Preliminary experiments were done with black sand. Brown rice was exposed to coarse and fine grade Dupont sand for 5 sec, 10 sec, 20 sec, 30 sec, 1 min, 2 min and 4 min at approximately 90 psig. Use of coarse grade sand required 1 min of exposure to the sandblasting to reduce the cook time of the brown rice to 15 min. In contrast, only 20 sec of exposure to fine sand was necessary to achieve the same effect. Without wishing to be bound by theory, it is believed that the smaller particles of the fine sand can cut, nick, pit or indent the surface more effectively than coarser sand. Unfortunately, use of black sand imparted a greyish color to rice due to the interaction between some of the oil on the rice surface with the mineral in sand.
White sand (120 mesh) obtained from Manley Brothers was used to bombard the brown and wild rice for 15 sec and 30 sec and was found to be extremely effective in maintaining color and also improving rehydration and reducing cook time. Again, less exposure time was required for smaller particle size (120 mesh) and 70 mesh sand was not as effective.
Sandblasting of the brown and the wild rice at 90 psig had noticeable marks on the rice grains and also appeared to remove a significant portion of the outer layer. We then hypothesized that if the air pressure was reduced to a point that it only resulted in nicks, cuts, pits and indentation but did not remove a substantial amount of the bran layers then we should not be able to observe nicks, cuts, pits and indentation to the outside by naked eye. We therefore used the 120 mesh white sand and reduced the air pressure to a point where it would start picking up the sand particle. This produced the desired effect without losing any of the bran layers. The treated product had the appearance of the untreated product to the naked eye. Microperforations in the outer layers of the brown rice grains were only apparent upon microscopic examination, while microperforations in the wild rice could only be seen by the naked eye with great difficulty.
The process described above was repeated with salt and finely ground parboiled flour used as the abrasive. particulates for sandblasting rather than the white sand.
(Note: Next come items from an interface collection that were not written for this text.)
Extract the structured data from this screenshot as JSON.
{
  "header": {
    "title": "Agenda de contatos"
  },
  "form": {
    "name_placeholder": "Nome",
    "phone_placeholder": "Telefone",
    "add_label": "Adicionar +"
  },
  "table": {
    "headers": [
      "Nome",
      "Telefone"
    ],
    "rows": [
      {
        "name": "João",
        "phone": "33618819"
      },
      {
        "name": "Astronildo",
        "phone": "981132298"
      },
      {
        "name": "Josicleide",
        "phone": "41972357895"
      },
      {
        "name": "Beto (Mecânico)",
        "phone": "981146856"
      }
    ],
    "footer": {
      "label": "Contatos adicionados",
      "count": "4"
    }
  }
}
Use of these food grade particulates poses no residue problem. When salt and flour were used, wild rice required more exposure time (1-1.5 min) in comparison to brown rice (25 sec) to effect suitable microperforation of the grains.
It is understood that the foregoing detailed description is given merely by way of illustration and that in modifications and deviations may be made therein without departing from the spirit and scope of the invention.